Residents and business owners are notified of their false alarm charges by mail, which Wilson says is not an efficient strategy to address the problem.
In 2021, Roswell police received 4,200 alarm calls, most of which were false alarms, the officials said. Last October, Roswell’s fire department answered 82 fire alarm calls, and about 70 were false alarms.
Pennino estimates 15 hours of firefighters’ time in October was spent on false alarms.
In the proposal, the main part of the false alarm fee schedule would remain in place — $50 for the second false alarm to $300 for the eighth.
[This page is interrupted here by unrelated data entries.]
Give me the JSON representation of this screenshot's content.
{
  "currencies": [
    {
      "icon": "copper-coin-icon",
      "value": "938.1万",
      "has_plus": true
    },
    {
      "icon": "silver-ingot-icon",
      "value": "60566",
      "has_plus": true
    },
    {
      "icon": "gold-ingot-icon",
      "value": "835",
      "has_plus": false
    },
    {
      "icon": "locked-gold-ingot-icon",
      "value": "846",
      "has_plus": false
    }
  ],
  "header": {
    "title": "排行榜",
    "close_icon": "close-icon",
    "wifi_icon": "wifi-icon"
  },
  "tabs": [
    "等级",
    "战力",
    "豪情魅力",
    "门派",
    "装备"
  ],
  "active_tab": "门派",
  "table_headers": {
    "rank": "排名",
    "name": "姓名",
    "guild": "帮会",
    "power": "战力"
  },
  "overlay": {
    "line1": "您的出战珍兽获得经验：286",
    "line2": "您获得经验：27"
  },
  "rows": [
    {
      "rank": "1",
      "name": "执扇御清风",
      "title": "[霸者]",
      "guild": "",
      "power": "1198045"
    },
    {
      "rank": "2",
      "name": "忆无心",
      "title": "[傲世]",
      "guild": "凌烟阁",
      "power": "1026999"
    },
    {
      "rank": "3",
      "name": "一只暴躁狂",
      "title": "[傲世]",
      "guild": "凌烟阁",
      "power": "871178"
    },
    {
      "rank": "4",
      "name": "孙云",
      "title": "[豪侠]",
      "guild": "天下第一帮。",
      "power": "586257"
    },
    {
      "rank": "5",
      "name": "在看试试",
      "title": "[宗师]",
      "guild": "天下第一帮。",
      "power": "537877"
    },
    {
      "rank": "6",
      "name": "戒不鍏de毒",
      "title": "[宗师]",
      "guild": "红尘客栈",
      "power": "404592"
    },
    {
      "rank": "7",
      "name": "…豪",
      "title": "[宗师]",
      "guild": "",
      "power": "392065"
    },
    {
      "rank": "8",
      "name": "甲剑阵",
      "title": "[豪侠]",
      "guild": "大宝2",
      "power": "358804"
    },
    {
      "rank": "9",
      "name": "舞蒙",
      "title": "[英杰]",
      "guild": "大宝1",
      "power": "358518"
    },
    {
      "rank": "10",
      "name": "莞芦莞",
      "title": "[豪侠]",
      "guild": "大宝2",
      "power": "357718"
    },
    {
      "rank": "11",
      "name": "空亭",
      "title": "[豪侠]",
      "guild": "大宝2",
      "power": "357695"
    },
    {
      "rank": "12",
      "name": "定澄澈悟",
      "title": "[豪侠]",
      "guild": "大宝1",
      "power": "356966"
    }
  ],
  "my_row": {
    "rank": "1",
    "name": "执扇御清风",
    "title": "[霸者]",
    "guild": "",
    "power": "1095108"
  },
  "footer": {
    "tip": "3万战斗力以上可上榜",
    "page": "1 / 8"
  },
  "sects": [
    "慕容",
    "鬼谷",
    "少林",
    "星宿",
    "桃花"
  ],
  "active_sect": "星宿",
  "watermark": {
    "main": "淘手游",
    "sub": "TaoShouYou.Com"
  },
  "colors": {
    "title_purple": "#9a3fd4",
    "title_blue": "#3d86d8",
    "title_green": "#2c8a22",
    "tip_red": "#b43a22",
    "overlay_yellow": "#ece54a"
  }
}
That latter charge would suspend responses to emergency calls.
Wilson said increasing fees would only address a small piece of a major problem. Other cities such as Sandy Springs are managing false alarms by requiring residents’ alarm companies to verify the validity of the alarm before responding, he said.
“People don’t realize that when the police or fire respond to a false alarm, that’s a big deal,” Wilson added. “(It’s) a huge waste of resources.”